The new world of ‘dataism’
Harari’s “new world” describes some of the implications of Kornberg’s discoveries, and suggests that evolutionary science is rapidly eroding doctors’ discretion and freewill, which are the foundation stones of modern healthcare systems and central to a doctors’ modus vivendi. Because evolutionary science has been programmed by millennia of development, our actions tend to be either predetermined or random. This results in the uncoupling of intelligence from consciousness and the “new world” as data-driven transformation, which Harari suggests is just beginning, and there is little chance of stopping it.
Over the past 50 years scientific successes have built complex networks that increasingly treat human beings as units of information, rather than individuals with free will. We have built big-data processing networks, which know our feelings better than we know them ourselves. Evolutionary science teaches us that, in one sense, we do not have the degree of free will we once thought. In fact, we are better understood as data-processing machines: algorithms. By manipulating data, scientists such as Kornberg, have demonstrated that we can exercise mastery over creation and destruction. The challenge is that other algorithms we have built and embedded in big data networks owned by organizations can manipulate data far more efficiently than we can as individuals. This is what Harari means by the “uncoupling” of intelligence and consciousness.
We are giving away our most valuable assets for nothing

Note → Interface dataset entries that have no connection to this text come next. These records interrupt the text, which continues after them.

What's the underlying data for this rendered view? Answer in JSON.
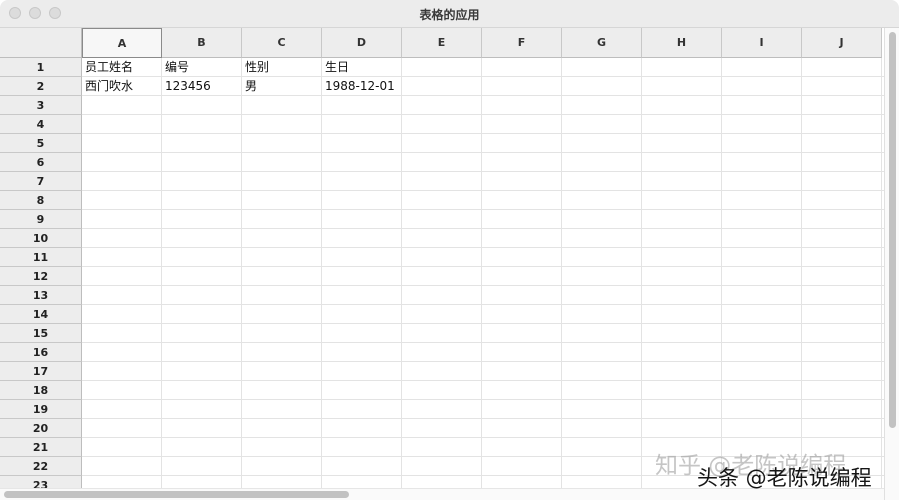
{
  "window": {
    "title": "表格的应用"
  },
  "columns": [
    "A",
    "B",
    "C",
    "D",
    "E",
    "F",
    "G",
    "H",
    "I",
    "J"
  ],
  "rows": [
    "1",
    "2",
    "3",
    "4",
    "5",
    "6",
    "7",
    "8",
    "9",
    "10",
    "11",
    "12",
    "13",
    "14",
    "15",
    "16",
    "17",
    "18",
    "19",
    "20",
    "21",
    "22",
    "23"
  ],
  "cells": [
    [
      "员工姓名",
      "编号",
      "性别",
      "生日"
    ],
    [
      "西门吹水",
      "123456",
      "男",
      "1988-12-01"
    ]
  ],
  "watermark": {
    "zhihu": "知乎 @老陈说编程",
    "toutiao": "头条 @老陈说编程"
  }
}
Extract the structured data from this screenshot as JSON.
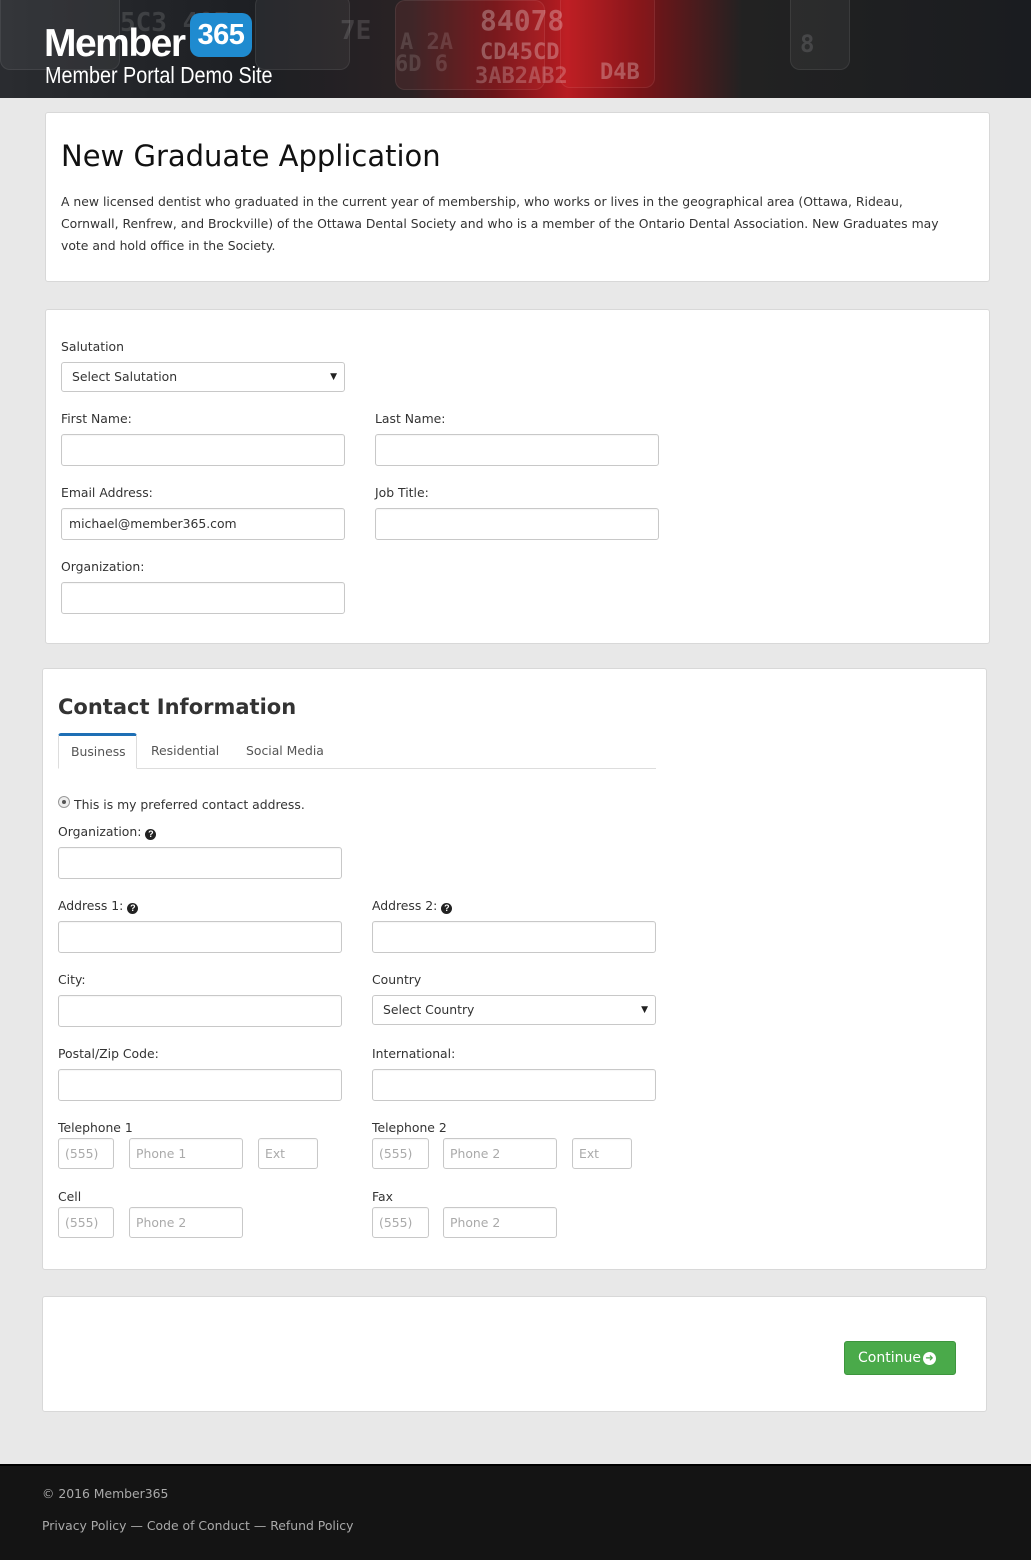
{
  "header": {
    "logo_word": "Member",
    "logo_badge": "365",
    "logo_subtitle": "Member Portal Demo Site"
  },
  "intro": {
    "title": "New Graduate Application",
    "description": "A new licensed dentist who graduated in the current year of membership, who works or lives in the geographical area (Ottawa, Rideau, Cornwall, Renfrew, and Brockville) of the Ottawa Dental Society and who is a member of the Ontario Dental Association. New Graduates may vote and hold office in the Society."
  },
  "personal": {
    "salutation_label": "Salutation",
    "salutation_value": "Select Salutation",
    "first_name_label": "First Name:",
    "first_name_value": "",
    "last_name_label": "Last Name:",
    "last_name_value": "",
    "email_label": "Email Address:",
    "email_value": "michael@member365.com",
    "job_title_label": "Job Title:",
    "job_title_value": "",
    "organization_label": "Organization:",
    "organization_value": ""
  },
  "contact": {
    "title": "Contact Information",
    "tabs": [
      {
        "label": "Business",
        "active": true
      },
      {
        "label": "Residential",
        "active": false
      },
      {
        "label": "Social Media",
        "active": false
      }
    ],
    "preferred_label": "This is my preferred contact address.",
    "organization_label": "Organization:",
    "address1_label": "Address 1:",
    "address2_label": "Address 2:",
    "city_label": "City:",
    "country_label": "Country",
    "country_value": "Select Country",
    "postal_label": "Postal/Zip Code:",
    "international_label": "International:",
    "telephone1_label": "Telephone 1",
    "telephone2_label": "Telephone 2",
    "cell_label": "Cell",
    "fax_label": "Fax",
    "area_placeholder": "(555)",
    "phone1_placeholder": "Phone 1",
    "phone2_placeholder": "Phone 2",
    "ext_placeholder": "Ext"
  },
  "actions": {
    "continue_label": "Continue"
  },
  "footer": {
    "copyright": "© 2016 Member365",
    "links": [
      "Privacy Policy",
      "Code of Conduct",
      "Refund Policy"
    ],
    "separator": "—"
  },
  "colors": {
    "accent_blue": "#1e6fb5",
    "button_green": "#4aaa4a",
    "footer_bg": "#141414"
  }
}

Harari is not a technological determinist: he describes possibilities rather than make predictions. His thesis suggests that because of the dearth of leadership in the modern world, and the fact that our individual free-will is being replaced by data processors, we become dough for the Silicon Valley “Gods” to shape.
Just as African chiefs in the 19th Century gave away vast swathes of valuable land, rich in minerals, to imperialist businessmen such as Cecil Rhodes, for a handful of beads; so today, we are giving away our most valuable possessions - vast amounts of personal data - to the new “Gods” of Silicon Valley: Amazon, Facebook, and Google for free. Amazon uses these data to tell us what books we like, and Facebook and Google use them to tell us which partner is best suited for us. Increasingly, big-data and powerful computers, rather than the individual opinion of doctors, drive the most important decisions we take about our health and wellbeing. Healthcare systems will cede jobs and decisions to machines and algorithms, says Harari.
For the time being, because of the entrenched legacy systems, health providers will continue to pay homage to our individuality and unique needs. However, in order to treat people effectively healthcare systems will need to “break us up into biochemical subsystems”, and permanently monitor each subgroup with powerful algorithms. Healthcare systems that do not understand and embrace this new world will perish. Only a relatively few early adopters will reap the rewards of the new technologies. The new elite will commandeer evolution with ‘intelligent’ design, edit peoples’ genomes, and eventually merge individuals with machines. Thus, according to Harari, a new elite caste of Homo sapiens will evolve into Homo Deus. In this brave new world, only the new “Gods”, with access to the ultimate source of health and wellbeing will survive, while the rest of mankind will be left behind.
Harari does not believe this new health world is inevitable, but implies that, in the absence of effective leadership, it is most likely to happen.